Tosca, Opera by G. Puccini
Tosca was a passion project of Puccini's. He was immediately drawn to the original play by Victorien Sardou, which the critics had panned for its excessive melodrama and violence but the wider public adored. Puccini had to persuade Alberto Franchetti and librettist Luigi Illica to give up their adaptation of the play and pass the project to him instead. Sardou, who retained final say over the adaptation, and Puccini's own librettist Giuseppe Giacosa worked under almost constant protest against the maestro's creative vision.
Against these odds, Tosca was premiered on 14 January 1900 at Teatro Costanzi in Rome and won the audience's admiration. Those who attend the Puccini Festival in Torre del Lago will surely understand why: Tosca is a uniquely transporting and immersive stage work, which exemplifies Puccini's signature operatic realism. Set in Rome in 1800, the time of the Napoleonic Wars, the opera's ambience recreates many of the epoch's and the city's sounds and settings - an effect Puccini crafted with painstaking research and undeniable musical genius.
The plot unfolds in real time and follows popular singer Floria Tosca's tragic ordeal. Her lover Cavaradossi, a painter, is hiding fellow revolutionary Angelotti from the cronies of police chief Baron Scarpia. Made jealous by Cavaradossi's secretiveness and thanks to Scarpia's trickery, Tosca inadvertently gives away the two men's hiding place. Angelotti takes poison while Cavaradossi faces execution. Scarpia offers to spare his life and order the executioners to use blank bullets in exchange for a tryst with the young singer. She agrees and, after Scarpia gives the order, impulsively stabs him to death. To Tosca horror, however, a real execution takes place the following morning. Heartbroken and facing charges for Scarpia's murder, the young woman throws herself off the castle walls.
The intense drama and action which permeate Tosca draw the audience in, and those in attendance at the Gran Teatro Giacomo Puccini will dive into the atmosphere of 19th-century Rome instantly.

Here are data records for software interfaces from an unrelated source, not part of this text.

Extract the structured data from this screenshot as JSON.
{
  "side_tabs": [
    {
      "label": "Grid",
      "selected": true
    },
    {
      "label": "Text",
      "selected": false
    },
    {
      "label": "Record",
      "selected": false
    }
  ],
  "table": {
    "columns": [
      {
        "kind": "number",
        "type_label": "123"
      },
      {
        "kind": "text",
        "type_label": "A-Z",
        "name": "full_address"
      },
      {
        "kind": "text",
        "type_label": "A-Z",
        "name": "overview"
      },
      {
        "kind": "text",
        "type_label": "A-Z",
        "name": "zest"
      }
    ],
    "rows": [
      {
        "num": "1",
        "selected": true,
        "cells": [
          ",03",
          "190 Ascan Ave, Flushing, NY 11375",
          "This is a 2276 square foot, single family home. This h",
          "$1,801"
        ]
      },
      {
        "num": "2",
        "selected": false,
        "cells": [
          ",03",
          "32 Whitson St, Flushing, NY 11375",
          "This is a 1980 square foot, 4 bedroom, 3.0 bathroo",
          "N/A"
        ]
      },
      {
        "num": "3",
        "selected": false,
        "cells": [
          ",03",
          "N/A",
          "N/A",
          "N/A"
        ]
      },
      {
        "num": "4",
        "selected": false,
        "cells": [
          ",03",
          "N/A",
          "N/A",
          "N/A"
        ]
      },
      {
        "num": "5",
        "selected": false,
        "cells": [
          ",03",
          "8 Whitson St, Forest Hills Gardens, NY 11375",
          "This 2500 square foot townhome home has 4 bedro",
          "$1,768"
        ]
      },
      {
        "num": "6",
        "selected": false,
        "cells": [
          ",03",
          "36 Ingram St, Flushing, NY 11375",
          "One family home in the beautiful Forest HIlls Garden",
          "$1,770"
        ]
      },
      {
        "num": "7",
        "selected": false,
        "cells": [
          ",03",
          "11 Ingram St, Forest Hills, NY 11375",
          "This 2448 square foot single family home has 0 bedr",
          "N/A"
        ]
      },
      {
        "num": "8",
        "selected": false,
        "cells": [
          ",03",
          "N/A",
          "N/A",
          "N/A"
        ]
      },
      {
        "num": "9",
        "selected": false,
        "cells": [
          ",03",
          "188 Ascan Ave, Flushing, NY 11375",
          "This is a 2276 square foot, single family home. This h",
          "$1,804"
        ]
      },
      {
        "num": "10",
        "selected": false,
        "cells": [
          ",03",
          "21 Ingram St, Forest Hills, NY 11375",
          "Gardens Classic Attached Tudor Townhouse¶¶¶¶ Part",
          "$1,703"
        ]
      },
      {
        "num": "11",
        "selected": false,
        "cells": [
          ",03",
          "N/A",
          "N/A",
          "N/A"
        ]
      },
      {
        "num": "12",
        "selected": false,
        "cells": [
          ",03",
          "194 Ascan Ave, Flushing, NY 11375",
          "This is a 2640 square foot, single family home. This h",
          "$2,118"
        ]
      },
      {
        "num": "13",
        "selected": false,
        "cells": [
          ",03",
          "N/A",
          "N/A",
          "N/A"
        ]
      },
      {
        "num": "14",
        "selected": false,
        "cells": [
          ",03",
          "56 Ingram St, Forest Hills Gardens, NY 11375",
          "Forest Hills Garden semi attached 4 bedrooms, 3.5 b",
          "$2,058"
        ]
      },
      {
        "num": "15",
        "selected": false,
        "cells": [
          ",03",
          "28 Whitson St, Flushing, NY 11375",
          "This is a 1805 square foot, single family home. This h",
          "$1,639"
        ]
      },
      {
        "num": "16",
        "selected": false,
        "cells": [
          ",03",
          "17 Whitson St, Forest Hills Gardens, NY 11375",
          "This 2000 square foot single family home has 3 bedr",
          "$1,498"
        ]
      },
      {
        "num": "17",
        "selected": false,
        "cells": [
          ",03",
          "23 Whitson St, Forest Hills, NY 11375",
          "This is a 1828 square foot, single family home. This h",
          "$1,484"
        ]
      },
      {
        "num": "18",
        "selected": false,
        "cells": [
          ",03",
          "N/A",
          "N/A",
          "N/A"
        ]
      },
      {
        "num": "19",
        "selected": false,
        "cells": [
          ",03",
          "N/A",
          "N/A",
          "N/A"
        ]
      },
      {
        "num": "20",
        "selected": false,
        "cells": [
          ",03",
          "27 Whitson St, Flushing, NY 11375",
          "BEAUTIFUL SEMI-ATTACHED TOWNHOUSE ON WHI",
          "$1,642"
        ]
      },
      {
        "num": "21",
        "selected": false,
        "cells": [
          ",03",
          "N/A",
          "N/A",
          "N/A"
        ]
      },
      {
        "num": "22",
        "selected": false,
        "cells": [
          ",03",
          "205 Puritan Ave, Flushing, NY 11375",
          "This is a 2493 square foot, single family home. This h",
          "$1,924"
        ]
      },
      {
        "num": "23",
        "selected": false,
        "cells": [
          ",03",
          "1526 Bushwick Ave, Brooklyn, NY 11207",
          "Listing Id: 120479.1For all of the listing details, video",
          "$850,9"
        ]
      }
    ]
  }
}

Apart from the thrilling orchestration and the plot twists, several beautiful arias, such as Tosca's 'Vissi d'arte' and Cavaradossi's 'E lucevan de stelle' or 'O dolci mani,' showcase Puccini's lyrical and characterisation skills splendidly.